Post 2 – Finding the Research
As I stated in Post 1, the purpose of this series is to empower educators to take control of their professional development with research. Often times, the prescribed whole-school PD doesn’t meet the needs of all classes and students. I believe teachers should invest in seeking out your own development, specific to your class rosters. Who knows your student’s classroom needs better than you? I believe, to improve the education of our students, teachers need to know the following:
- where to find relevant research,
- how to read the research,
- and how to apply the research.
In this post, I will give you hints and tips for finding research relevant to your classroom. For the past eight months, I have experienced the highs and lows of seeking out education research on the internet. The ‘highs’ being times where I am granted access to full texts of articles. The ‘lows’, which occur more often than the highs, result from the rejection of not having a proper login or the inability to gain access to a database of journals because I am not affiliated with a university. This is certainly quite frustrating and will be discussed a bit further below.
Here are the main avenues I’ve encountered to find research:
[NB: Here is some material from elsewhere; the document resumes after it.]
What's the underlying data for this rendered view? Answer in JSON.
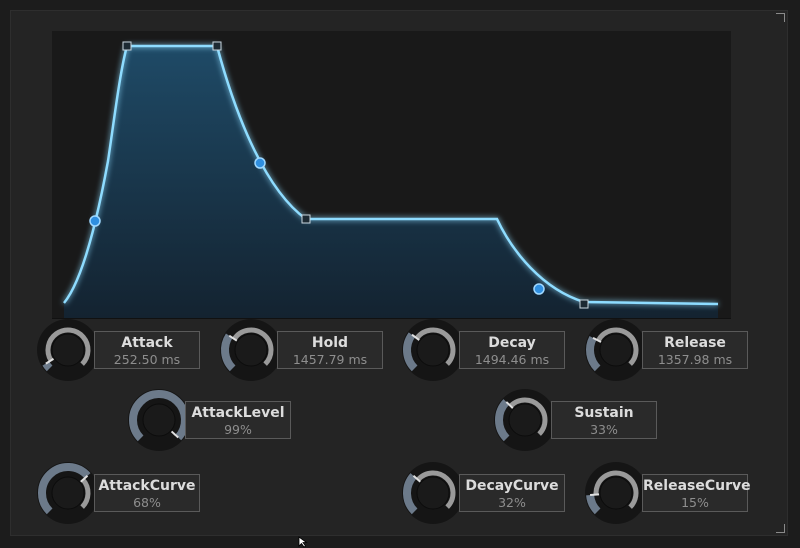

- Digital Promise – www.digitalpromise.org
I actually like this site. Using the ‘research map’ to search for key terms or authors, you receive a plethora of papers representative of your search. The site is really well organized and has many other options, like ‘ask a researcher’, that really attempt to make the novice learner/researcher/curator feel comfortable.
- ResearchGate – www.researchgate.net
Not going to lie…this site is the worst for the classroom teacher who wants to find full text research articles. Unless you have published research or are working on publishing, you will be denied access. If you search for a particular topic, you will be given a list of papers to comb through. Most of these will only provide the abstract and the option to ask the author for access to the full paper. I’m not entirely sure this option works, as I’ve requested access many times and I’ve never heard back once from the researcher. There is an option to enter a researcher’s email to essentially vouch for you when requesting full access to the site. I’ve tried this path twice as Dr. Yana Weinstein (@doctorwhy and @AceThatTest) so graciously agreed to support my attempts at access. On both occasions, I eventually received an email notification of denial.
- Google Scholar – www.scholar.google.com
Just like google’s basic search engine, google scholar is quite simple and efficient. Search by key term or author and you receive the most relevant results. You will, however, be presented with articles that do not allow for full text unless you have a login. The easy way to tell the difference between accessibility is to look for a pdf link to the right of the web address. If this is present, choose the pdf, and you’ll see the full paper. If you do not see a pdf link, you will only have access to the abstract. A neat feature of google scholar is ‘my library’. You can select and organize research articles that are of interest to you to keep in one place for easy finding.
- Sci-Hub – www.sci-hub.cc
I am very hesitant to mention this site at all…because it’s illegal. We’re talking pirated full text articles. I don’t know how it works and I don’t want to know. An article published here by Science discusses the power of sci-hub and how it could potentially undo journals with paywall access to articles. It is an interesting read and worth your time to understand the clout sci-hub is drawing. While the practices of sci-hub are against the law, it does bring up the topic of open access with respect to publishing. I do not recommend you use sci-hub. It’s illegal. Don’t do it.
- Author – Author’s email or social media outlets
I’ve saved the best for last…simply email the author(s) and ask for access to their paper. If you can’t find a viable email, locate them on a social media outlet. Please be honest when asking for access; tell the author how you plan to use their research. These authors/researchers invest a large amount of time in their work and a gracious email showing genuine interest means a lot. I have emailed many authors requesting their work and I have never been denied. In fact, once they know my general area of interest, they often send me other related articles they’ve worked on.
I am, by no means, declaring these five methods the only ways to access journal articles. If you know of another path, please comment below.
The next post, Post 3, is probably the most important — Reading the Research. It’s one thing to find relevant research through an internet search, it’s another thing to understand how to read a ‘good’ article. It takes a specific skill set and practice to do it well. Also, what makes ‘good’ research? How do you know you can trust the information you are reading? These important questions, and more, will be answered; lining us up well to finish out the series with Post 4 — Applying the Research.
If you are searching for a specific work, I find it helpful to simply Google the title (perhaps plus author and year of publication) and add “filetype:pdf” to the search box. This will only allow PDF results to appear. I’ve had good luck finding articles this way that even my library didn’t have access to.
That is incredibly helpful. Thanks!
Saw this: http://www.sciencemag.org/news/2017/07/want-analyze-millions-scientific-papers-all-once-here-s-best-way-do-it?utm_source=newsfromscience&utm_medium=facebook-text&utm_campaign=millionsofpapers-14437
Thank you. Quite interesting read.